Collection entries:
* * *

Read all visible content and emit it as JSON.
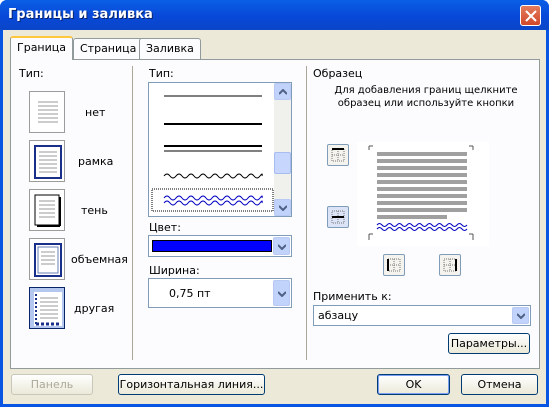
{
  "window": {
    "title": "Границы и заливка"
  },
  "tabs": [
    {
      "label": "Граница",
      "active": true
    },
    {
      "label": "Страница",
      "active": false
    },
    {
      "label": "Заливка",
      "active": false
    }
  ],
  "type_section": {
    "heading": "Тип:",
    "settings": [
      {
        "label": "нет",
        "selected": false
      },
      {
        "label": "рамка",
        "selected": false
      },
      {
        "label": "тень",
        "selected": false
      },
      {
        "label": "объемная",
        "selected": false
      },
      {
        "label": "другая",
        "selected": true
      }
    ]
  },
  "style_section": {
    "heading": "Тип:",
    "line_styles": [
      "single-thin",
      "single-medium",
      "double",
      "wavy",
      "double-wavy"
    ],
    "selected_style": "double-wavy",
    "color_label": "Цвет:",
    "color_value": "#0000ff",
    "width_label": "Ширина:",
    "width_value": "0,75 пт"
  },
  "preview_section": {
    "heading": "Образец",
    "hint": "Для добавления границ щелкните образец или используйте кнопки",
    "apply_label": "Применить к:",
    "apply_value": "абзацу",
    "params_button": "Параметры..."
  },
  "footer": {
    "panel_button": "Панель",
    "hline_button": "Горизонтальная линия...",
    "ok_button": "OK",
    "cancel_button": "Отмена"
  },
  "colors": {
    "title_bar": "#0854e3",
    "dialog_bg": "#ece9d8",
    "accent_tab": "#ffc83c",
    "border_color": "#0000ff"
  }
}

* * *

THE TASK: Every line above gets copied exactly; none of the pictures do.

ANSWER BELOW:
Read all visible content and emit it as JSON.
{
  "window": {
    "title": "Границы и заливка"
  },
  "tabs": [
    {
      "label": "Граница",
      "active": true
    },
    {
      "label": "Страница",
      "active": false
    },
    {
      "label": "Заливка",
      "active": false
    }
  ],
  "type_section": {
    "heading": "Тип:",
    "settings": [
      {
        "label": "нет",
        "selected": false
      },
      {
        "label": "рамка",
        "selected": false
      },
      {
        "label": "тень",
        "selected": false
      },
      {
        "label": "объемная",
        "selected": false
      },
      {
        "label": "другая",
        "selected": true
      }
    ]
  },
  "style_section": {
    "heading": "Тип:",
    "line_styles": [
      "single-thin",
      "single-medium",
      "double",
      "wavy",
      "double-wavy"
    ],
    "selected_style": "double-wavy",
    "color_label": "Цвет:",
    "color_value": "#0000ff",
    "width_label": "Ширина:",
    "width_value": "0,75 пт"
  },
  "preview_section": {
    "heading": "Образец",
    "hint": "Для добавления границ щелкните образец или используйте кнопки",
    "apply_label": "Применить к:",
    "apply_value": "абзацу",
    "params_button": "Параметры..."
  },
  "footer": {
    "panel_button": "Панель",
    "hline_button": "Горизонтальная линия...",
    "ok_button": "OK",
    "cancel_button": "Отмена"
  },
  "colors": {
    "title_bar": "#0854e3",
    "dialog_bg": "#ece9d8",
    "accent_tab": "#ffc83c",
    "border_color": "#0000ff"
  }
}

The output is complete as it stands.